You will probably already noted that the hard drive designations in linux differ from what you are accustomed to. In linux the drives are indicated as sda, sdb, etc. in the order in which they appear to the system. The partitions are further designated as sda1, sda1, etc. for each of the drives. Those will be the notations you will use in designating them for the reinstall.

To finish setting your self up you will follow roughly these steps:

1) Change the boot order in bios to designate the separate hard drive you have installed Ubuntu to as boot.

2) Boot to a live cd. If you want you can use it to look around your system a bit and verify for your self that the /dev/mapper links are in place. Now open a terminal and write 'sudo blkid'. This will identify all the block device on your system including the location of your windows and of your Ubuntu install. Remember the partition your Ubuntu is installed on. This will give you the designations for the drive and partition you will be reinstalling rub to.

3) You now use the two step method in the reference I gave you to reinstall grub so that it will boot the hard disk your Ubuntu is installed to. First mount the partition of the install as described to /mnt in you live cd file system. Then install grub with the grub boot loader to the locations - grub to the temporary /mnt/ location (note you will have to reference this location exactly as I have written it) and the boot loader to the corresponding drive location (sda, sdb, etc).

4) Boot to the sustem. Verify that dmraid is actually installed.

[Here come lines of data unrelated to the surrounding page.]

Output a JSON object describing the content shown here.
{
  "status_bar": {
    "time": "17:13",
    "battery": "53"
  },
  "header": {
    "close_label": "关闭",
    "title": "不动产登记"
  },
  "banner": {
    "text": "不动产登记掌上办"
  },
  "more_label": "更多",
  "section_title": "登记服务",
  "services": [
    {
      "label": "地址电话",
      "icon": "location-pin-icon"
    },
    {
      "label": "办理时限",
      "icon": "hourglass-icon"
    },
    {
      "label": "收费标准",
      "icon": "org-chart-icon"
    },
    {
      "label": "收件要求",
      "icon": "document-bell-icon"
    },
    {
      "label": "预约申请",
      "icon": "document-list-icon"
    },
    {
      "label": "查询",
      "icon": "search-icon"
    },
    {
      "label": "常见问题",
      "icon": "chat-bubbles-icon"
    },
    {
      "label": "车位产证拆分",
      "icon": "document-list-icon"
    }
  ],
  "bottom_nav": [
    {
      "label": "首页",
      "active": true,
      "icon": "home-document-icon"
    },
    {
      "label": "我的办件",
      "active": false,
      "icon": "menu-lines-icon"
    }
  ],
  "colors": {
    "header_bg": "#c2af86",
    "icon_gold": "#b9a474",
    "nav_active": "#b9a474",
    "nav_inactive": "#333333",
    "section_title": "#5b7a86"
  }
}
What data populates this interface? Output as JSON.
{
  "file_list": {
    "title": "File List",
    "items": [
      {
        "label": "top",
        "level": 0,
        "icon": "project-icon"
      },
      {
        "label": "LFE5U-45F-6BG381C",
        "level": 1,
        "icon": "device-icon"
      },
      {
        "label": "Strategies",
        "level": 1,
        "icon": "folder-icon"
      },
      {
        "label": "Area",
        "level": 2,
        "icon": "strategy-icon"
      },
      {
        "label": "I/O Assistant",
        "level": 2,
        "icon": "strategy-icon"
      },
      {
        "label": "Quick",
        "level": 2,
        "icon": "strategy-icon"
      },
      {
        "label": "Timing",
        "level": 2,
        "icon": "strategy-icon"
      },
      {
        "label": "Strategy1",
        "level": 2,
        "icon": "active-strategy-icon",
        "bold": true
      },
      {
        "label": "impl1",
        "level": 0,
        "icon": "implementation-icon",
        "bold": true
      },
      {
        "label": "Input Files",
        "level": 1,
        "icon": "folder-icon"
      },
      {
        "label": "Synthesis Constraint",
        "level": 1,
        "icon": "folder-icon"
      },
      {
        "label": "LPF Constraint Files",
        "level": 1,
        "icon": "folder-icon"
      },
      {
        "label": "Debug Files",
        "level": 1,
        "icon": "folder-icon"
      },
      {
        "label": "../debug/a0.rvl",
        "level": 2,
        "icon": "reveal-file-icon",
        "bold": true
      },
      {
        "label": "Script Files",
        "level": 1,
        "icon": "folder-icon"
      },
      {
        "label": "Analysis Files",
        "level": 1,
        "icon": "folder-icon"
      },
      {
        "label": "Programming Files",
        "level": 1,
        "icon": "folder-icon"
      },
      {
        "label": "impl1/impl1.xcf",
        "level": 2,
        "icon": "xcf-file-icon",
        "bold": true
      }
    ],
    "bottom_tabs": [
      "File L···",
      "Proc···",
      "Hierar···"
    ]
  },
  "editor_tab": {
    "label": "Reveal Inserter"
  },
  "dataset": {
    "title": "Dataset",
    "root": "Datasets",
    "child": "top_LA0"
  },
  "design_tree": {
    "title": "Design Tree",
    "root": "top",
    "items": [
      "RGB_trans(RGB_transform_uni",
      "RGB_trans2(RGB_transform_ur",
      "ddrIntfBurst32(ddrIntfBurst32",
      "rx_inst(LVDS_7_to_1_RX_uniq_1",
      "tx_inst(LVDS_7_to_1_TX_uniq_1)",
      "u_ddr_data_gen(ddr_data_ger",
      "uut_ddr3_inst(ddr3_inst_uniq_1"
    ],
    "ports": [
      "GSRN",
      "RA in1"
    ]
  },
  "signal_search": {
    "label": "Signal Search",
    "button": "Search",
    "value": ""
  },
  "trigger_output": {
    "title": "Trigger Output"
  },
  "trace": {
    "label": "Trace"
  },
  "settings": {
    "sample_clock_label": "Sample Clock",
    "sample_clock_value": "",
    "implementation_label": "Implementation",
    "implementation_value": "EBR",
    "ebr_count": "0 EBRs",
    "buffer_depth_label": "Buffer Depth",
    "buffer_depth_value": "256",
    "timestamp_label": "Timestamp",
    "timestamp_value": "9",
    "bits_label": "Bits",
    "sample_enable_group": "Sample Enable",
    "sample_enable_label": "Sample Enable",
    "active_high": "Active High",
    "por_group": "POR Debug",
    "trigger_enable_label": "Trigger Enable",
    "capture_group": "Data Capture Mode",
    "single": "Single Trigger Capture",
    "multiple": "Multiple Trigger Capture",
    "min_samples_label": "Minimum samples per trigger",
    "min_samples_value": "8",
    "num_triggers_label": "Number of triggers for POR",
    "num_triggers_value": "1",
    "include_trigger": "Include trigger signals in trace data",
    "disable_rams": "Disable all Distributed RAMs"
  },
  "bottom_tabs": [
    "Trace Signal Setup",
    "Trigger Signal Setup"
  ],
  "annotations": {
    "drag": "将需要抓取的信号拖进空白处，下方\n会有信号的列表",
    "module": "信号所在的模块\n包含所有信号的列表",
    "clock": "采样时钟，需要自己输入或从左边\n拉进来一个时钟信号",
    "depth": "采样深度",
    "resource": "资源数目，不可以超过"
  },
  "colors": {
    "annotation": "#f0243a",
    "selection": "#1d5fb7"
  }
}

Write 'sudo dmraid -ay' to a terminal. If it is not installed, install it (sudo apt-get install dmraid). If it wasn't installed, you will have to run 'sudo update-grub' to update your grub boot menu to find windows on your next boot.

Now everything should be set. Post if you still have problems.:D